November 12, 1994. p.1
By Warren Goulding
Battleford -- It was a verdict that family members called yet another tragedy.
A jury has convicted Robert Latimer, 41, of second-degree murder in the death of his 12-year old daughter Tracy Lynn in October 1993.
The girl was born with cerebral palsy and was in constant pain. Latimer admitted to police that he killed the youngster to spare her the pain.
The six-woman, five-man jury returned its verdict Wednesday afternoon after deliberating for about four hours.
When the jury foreman announced the verdict, Latimer turned to his wife, Laura, who was in tears. The couple embraced and Latimer led his wife from the courtroom to an adjoining room to await sentencing.
The penalty for second-degree murder is a life sentence with a minimum of 10 years in prison before becoming eligible for parole. The jury recommended to Justice Ross Wimmer that Latimer be given the minimum sentence.
Wimmer agreed, adding, "there is no joy in this for anyone."
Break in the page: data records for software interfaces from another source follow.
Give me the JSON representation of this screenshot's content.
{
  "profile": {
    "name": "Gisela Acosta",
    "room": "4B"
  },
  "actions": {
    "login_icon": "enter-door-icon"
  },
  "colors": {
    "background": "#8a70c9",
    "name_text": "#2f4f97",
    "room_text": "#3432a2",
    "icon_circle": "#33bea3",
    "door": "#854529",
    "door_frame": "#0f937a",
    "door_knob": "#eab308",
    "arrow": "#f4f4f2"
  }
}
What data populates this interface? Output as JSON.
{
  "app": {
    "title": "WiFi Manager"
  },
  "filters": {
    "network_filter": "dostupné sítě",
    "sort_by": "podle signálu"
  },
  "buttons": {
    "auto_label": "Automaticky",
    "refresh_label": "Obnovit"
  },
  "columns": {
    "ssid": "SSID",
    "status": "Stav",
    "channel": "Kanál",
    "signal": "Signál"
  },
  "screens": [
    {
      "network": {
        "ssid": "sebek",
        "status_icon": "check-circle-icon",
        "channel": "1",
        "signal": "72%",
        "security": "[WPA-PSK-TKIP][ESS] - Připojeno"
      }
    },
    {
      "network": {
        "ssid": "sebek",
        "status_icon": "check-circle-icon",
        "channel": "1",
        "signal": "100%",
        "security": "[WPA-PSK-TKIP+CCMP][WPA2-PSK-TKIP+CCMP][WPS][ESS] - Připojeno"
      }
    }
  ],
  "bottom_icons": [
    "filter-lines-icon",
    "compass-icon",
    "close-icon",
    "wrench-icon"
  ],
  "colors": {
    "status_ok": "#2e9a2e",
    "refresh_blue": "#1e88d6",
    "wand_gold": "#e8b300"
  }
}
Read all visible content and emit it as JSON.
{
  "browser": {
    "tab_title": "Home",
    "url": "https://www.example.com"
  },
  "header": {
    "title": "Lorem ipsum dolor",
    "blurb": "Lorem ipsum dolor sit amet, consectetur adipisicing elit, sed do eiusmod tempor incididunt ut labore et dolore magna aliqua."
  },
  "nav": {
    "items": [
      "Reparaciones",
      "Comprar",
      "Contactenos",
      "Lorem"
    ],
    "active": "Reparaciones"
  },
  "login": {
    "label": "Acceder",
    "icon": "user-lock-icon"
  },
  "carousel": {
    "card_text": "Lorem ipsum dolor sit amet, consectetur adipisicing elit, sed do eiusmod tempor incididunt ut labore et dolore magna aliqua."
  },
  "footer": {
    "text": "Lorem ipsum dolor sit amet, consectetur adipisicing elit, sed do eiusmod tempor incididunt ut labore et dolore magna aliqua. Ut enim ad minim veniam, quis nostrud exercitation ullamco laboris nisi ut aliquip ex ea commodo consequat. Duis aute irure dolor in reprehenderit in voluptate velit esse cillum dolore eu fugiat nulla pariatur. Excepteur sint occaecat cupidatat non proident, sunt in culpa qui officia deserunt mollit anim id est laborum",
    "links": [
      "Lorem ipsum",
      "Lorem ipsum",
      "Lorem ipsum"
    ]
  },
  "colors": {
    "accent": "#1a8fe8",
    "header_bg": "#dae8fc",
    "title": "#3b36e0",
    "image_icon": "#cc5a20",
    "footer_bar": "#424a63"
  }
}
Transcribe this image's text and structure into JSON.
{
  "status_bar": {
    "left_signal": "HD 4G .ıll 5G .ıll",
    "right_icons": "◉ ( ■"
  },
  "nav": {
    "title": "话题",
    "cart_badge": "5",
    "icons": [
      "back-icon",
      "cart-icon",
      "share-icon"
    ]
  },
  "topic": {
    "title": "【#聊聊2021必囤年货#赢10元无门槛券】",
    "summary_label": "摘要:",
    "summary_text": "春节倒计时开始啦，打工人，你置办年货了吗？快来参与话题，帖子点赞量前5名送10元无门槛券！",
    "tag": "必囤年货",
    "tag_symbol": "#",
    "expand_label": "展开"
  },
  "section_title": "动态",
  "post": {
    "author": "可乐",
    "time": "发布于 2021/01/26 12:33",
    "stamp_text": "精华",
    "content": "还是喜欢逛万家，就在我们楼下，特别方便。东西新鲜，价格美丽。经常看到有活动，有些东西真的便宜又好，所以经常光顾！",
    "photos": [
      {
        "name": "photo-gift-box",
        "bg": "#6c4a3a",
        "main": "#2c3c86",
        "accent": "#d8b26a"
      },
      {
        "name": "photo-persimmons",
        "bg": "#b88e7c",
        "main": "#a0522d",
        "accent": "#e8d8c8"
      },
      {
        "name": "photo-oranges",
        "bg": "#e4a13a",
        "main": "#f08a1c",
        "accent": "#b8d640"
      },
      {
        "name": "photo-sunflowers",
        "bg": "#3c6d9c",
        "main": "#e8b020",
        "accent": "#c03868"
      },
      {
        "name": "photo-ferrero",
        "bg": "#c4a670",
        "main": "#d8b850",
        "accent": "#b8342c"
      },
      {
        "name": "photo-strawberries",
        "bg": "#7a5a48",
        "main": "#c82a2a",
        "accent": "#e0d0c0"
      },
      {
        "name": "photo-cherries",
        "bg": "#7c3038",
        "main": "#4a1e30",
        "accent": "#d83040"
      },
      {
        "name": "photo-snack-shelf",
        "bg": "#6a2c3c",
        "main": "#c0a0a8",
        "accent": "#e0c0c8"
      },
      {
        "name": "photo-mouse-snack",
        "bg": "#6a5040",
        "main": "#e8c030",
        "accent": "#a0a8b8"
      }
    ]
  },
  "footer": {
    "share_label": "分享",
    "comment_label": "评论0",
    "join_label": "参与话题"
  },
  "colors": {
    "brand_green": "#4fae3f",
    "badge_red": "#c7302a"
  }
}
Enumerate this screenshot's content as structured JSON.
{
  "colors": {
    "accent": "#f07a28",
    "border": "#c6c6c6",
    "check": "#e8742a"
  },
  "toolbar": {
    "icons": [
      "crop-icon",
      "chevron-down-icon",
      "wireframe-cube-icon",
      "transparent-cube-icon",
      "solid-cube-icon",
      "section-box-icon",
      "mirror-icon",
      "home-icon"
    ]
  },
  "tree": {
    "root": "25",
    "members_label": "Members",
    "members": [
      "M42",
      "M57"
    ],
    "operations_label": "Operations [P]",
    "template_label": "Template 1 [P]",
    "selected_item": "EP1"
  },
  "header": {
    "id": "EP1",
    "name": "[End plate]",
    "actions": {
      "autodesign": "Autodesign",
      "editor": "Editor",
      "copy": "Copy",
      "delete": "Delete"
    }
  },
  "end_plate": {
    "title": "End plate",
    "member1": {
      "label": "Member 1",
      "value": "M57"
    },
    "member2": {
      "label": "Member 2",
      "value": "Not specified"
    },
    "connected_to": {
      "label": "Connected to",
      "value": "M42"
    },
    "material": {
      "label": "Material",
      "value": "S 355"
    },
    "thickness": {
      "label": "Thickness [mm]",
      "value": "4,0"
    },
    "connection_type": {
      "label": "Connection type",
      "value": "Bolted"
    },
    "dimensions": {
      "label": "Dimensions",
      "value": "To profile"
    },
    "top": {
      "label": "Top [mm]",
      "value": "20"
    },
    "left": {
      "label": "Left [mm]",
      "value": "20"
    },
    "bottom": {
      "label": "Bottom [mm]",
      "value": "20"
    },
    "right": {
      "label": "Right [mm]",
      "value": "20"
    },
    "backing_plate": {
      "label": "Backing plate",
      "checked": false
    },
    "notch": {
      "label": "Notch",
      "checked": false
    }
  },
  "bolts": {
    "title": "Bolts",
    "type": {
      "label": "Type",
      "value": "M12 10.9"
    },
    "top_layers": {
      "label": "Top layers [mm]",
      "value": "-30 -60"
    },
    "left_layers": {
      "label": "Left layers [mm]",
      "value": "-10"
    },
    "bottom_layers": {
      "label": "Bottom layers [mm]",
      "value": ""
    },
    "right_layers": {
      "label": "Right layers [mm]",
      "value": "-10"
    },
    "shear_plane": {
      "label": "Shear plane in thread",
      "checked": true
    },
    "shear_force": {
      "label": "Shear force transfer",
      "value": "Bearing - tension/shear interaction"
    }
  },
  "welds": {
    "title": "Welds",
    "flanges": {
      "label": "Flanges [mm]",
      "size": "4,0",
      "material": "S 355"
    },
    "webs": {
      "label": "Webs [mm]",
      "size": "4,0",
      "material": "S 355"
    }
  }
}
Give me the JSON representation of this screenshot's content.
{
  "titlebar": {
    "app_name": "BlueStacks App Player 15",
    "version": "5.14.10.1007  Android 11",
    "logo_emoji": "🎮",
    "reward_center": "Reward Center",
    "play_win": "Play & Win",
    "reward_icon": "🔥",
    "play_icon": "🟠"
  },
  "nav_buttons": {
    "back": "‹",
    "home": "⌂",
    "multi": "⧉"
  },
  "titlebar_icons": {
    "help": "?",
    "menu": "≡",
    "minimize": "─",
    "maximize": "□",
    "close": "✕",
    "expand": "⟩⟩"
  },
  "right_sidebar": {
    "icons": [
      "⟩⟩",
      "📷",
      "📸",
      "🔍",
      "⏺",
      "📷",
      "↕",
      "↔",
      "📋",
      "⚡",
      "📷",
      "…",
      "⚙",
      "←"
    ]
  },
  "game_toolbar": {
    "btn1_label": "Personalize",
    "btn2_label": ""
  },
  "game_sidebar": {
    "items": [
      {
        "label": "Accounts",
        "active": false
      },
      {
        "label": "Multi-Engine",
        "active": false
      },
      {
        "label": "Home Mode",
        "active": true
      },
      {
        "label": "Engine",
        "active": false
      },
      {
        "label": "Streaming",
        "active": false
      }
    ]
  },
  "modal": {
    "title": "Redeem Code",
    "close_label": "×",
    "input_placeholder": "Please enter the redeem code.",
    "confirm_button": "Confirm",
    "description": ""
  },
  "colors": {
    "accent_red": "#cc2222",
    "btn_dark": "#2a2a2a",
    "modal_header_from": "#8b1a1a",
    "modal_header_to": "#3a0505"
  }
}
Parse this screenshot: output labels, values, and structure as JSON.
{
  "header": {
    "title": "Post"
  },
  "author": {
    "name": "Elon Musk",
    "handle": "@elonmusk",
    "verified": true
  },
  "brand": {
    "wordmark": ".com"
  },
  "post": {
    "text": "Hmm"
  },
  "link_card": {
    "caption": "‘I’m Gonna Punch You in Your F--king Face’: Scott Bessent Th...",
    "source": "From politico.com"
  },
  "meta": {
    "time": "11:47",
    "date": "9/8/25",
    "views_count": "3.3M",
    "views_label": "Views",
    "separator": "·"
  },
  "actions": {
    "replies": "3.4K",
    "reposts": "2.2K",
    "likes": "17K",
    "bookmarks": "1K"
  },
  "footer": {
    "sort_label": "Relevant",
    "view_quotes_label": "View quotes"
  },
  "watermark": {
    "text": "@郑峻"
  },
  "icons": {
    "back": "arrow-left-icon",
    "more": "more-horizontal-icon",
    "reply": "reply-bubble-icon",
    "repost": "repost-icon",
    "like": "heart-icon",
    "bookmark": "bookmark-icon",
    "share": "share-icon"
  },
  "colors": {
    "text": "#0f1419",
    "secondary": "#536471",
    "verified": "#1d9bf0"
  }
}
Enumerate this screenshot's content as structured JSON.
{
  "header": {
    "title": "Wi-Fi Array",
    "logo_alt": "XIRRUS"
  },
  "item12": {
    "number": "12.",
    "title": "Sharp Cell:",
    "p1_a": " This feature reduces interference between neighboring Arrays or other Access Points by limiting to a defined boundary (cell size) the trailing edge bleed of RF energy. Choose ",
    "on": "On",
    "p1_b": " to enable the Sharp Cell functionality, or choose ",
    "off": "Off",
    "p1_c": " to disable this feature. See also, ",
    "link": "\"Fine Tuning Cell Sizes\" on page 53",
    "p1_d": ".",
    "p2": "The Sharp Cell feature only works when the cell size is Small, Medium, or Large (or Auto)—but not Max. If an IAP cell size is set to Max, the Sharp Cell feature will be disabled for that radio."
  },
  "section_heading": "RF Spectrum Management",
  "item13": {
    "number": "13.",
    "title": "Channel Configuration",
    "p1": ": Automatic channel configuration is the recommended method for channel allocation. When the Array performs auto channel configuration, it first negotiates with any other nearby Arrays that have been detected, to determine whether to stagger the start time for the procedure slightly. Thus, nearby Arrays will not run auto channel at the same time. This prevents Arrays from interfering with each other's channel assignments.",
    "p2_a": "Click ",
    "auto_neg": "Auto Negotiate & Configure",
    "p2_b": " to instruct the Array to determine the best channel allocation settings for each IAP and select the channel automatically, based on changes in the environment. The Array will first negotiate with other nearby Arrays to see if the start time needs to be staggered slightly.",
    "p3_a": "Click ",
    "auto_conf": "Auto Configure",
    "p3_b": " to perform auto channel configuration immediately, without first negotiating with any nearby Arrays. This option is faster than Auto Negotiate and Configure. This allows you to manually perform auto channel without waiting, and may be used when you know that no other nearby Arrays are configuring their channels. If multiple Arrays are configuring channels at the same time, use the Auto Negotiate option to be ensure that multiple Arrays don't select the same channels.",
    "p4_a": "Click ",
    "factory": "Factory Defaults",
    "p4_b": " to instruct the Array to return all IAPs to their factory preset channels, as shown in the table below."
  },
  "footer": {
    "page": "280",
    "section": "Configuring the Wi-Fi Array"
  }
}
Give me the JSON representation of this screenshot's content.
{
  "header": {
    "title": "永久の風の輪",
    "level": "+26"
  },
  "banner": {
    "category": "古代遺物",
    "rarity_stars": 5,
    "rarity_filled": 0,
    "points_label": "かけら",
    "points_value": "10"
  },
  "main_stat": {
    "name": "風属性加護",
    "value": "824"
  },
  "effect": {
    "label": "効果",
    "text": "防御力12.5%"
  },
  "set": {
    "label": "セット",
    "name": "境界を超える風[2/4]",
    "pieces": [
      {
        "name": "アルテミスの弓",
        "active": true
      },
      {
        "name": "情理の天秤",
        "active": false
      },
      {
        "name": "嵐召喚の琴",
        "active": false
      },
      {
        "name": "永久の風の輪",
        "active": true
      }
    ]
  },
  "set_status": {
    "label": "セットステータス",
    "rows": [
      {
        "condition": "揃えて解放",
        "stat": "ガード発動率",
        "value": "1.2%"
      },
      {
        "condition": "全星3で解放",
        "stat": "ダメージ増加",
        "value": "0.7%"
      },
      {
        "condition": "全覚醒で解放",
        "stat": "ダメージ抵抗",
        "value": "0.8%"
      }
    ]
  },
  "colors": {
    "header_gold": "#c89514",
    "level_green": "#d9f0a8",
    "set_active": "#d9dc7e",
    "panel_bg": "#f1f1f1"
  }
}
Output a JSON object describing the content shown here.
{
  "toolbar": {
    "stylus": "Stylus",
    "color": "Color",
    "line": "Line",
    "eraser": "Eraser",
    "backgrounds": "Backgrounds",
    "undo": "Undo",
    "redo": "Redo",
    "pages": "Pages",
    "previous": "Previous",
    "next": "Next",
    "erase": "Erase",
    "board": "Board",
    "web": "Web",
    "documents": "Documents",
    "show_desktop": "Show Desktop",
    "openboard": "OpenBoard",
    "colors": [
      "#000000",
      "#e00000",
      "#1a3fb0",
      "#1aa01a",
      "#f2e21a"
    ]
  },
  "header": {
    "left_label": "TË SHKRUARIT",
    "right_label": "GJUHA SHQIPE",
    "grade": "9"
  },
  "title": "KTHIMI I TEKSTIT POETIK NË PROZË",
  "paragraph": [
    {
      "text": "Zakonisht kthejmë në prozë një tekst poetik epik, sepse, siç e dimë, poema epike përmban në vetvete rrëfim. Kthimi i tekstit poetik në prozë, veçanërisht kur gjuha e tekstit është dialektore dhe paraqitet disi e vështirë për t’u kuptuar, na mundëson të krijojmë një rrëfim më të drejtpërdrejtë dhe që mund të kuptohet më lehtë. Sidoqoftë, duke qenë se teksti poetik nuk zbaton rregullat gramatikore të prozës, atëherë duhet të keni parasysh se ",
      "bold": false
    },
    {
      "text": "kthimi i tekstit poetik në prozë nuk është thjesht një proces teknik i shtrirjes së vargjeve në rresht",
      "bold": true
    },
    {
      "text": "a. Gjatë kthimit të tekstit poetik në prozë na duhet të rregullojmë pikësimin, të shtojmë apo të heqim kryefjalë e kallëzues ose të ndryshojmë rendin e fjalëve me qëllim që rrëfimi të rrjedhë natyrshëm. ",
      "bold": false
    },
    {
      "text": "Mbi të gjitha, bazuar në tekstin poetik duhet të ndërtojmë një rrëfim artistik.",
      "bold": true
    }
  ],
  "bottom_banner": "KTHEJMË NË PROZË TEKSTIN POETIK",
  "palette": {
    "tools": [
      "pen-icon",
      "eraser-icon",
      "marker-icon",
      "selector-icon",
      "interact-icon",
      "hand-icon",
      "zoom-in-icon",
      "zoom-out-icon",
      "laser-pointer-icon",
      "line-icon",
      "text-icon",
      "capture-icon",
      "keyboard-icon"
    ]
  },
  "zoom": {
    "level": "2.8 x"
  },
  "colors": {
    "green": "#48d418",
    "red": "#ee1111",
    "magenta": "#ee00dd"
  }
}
The Queen's Bench justice rejected a motion by defence lawyer Mark Brayford who had asked for lighter sentence under Section 12 of the Charter of Rights. The section allows a judge discretion in sentencing if the punishment is deemed to be cruel and unusual.
Latimer spoke briefly before he was sentenced.
"I still feel what I did was right," he said in a clear voice. "I don't think you people are being human."
After her husband had been taken into custody, Laura gave an emotional condemnation of the decision on the steps of the Battleford courthouse.
"When Tracy was a few months old, she began having seizures every minute, every day for months. Our already severely handicapped daughter became more handicapped.
"That wasn't a crime, was it?" she asked rhetorically.
"When she got older she had surgery after surgery. They were possibly going to do surgery where they were going to cut the top part of her leg off and her leg would have been there forever floppy.
"That wouldn't be a crime, would it?
"Tracy could have laid there suffering for years and years and that wouldn't be a crime," Laura said.
"Now the justice system can take my husband, a good and loving father, and take him and put him through whatever hell they want to.
"Whatever hell they put him through will not begin to match the hell our little girl went through.
"The only thing that is keeping Bob and I going is thinking about Tracy."
Family members, including a half-brother and sisters who sat behind Latimer throughout the two-week trial, were crushed by the verdict but vowed to continue to support a brother who they feel did no wrong.
"Bob is at peace with himself," said brother-in-law Frank Mosienko, who along with his wife Marj had come from Ottawa to be with Latimer for the trial.
Dale Donald, Latimer's oldest half-brother, said he was disappointed with the outcome.
"It's unfortunate that this couldn't have been handled in some other way."